Uber, the ridesharing pioneer and global nemesis of the taxi industry - has announced its launch in Christchurch.
From today, Cantabrians can download the Uber app to request a ride wherever they are in the city.
As part of the launch, Uber is offering five free rides over the next two weeks.
Announcing the launch, Uber said that ridesharing "opens up exciting new possibilities for residents and visitors alike. Heading into the CBD for a meal or glass of wine is now an appealing option; commuters can choose whether to leave their car at home or share a ride; and small businesses can open up without worrying about their proximity to transport hubs or parking space."
"In a city rebuilding for a strong and sustainable future, we believe that ridesharing will be a positive for Cantabrians and the local economy and will contribute to making Christchurch a more livable, economically vibrant and better connected place to be."
Uber is now available in more than 400 cities around the world and its popularity with both customers and drivers might be due in large part to its successful marriage of demand and supply.
A new study into the economics of Uber has found that it beats older-school rivals.
In economics, capacity utilisation is jargon for how much of your available resources are being used at any given time. For taxi drivers, that means how often you have a passenger in your backseat. And when it comes to this metric, taxi-rival Uber Technologies is winning.
The ride-sharing company's driver-passenger matching technology, flexible labor supply and exemption from licensing regulations that hurt efficiency are giving it a leg up when it comes to securing customers and keeping the meters ticking, according to a new National Bureau of Economic Research paper.
Measuring either the amount of time drivers have a passenger in the car, or the share of miles they drive with a rider - which were the two sets of data available in the five cities surveyed - Princeton University researchers Judd Cramer and Alan B. Krueger found that the capacity utilization rate is on average 38 per cent higher for Uber drivers than for cabbies.
In Los Angeles, traditional taxi drivers have a passenger in the car for 40.7 per cent of the miles they drive. By contrast, Uber drivers have a passenger in the car for 64.2 per cent of their miles, or a 58 per cent higher capacity utilization rate. In Seattle, the other city surveyed with mileage data, Uber drivers were 41 per cent more productive.
When measured by time, Uber drivers in Boston, San Francisco and New York on average have a passenger in their car about half the time their smartphone app is turned on. That compares to a range of 32 per cent of the shift for taxi drivers in Boston to 49.5 per cent for cabbies in New York.

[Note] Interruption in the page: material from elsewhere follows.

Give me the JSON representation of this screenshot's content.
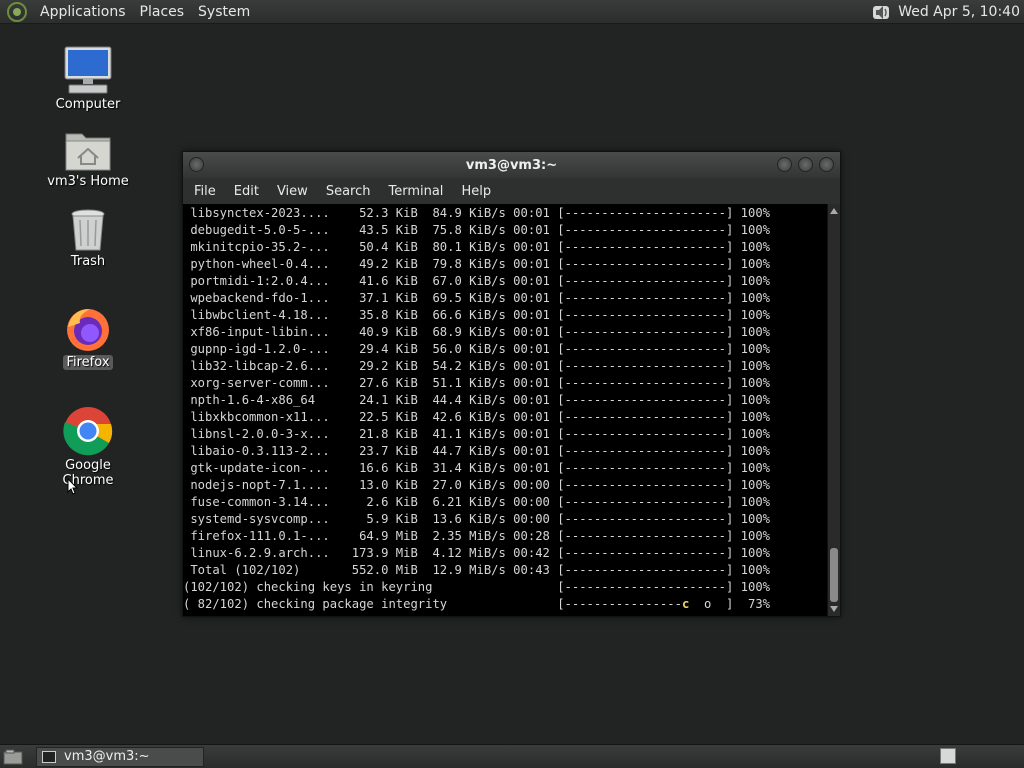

The service's use of internet-based mobile technology to connect passengers and drivers certainly contributes to its efficiency, according to the report. It makes sense: tapping your smartphone screen a few minutes before you need a ride is often easier than waiting on a street corner and hoping an empty cab drives past.
Meanwhile Uber allows drivers to set their own shifts, and when combined with their use of so-called surge pricing that increases fares during times of increased ridership, supply and demand are more smoothly matched.
Uber drivers are also exempt from regulations that prevent taxi drivers who drop off a passenger in a jurisdiction outside the one that granted their occupational license from picking up another customer in the same location.
Given their 38 percent advantage, Uber drivers could charge 28 per cent less than traditional taxis and still earn the same amount per hour under certain assumptions, including ignoring fixed costs, according to Cramer and Krueger.
That may be one reason investors last year valued the company at $62.5 billion, more than Ford, General Motors and 80 per cent of companies in the S&P 500.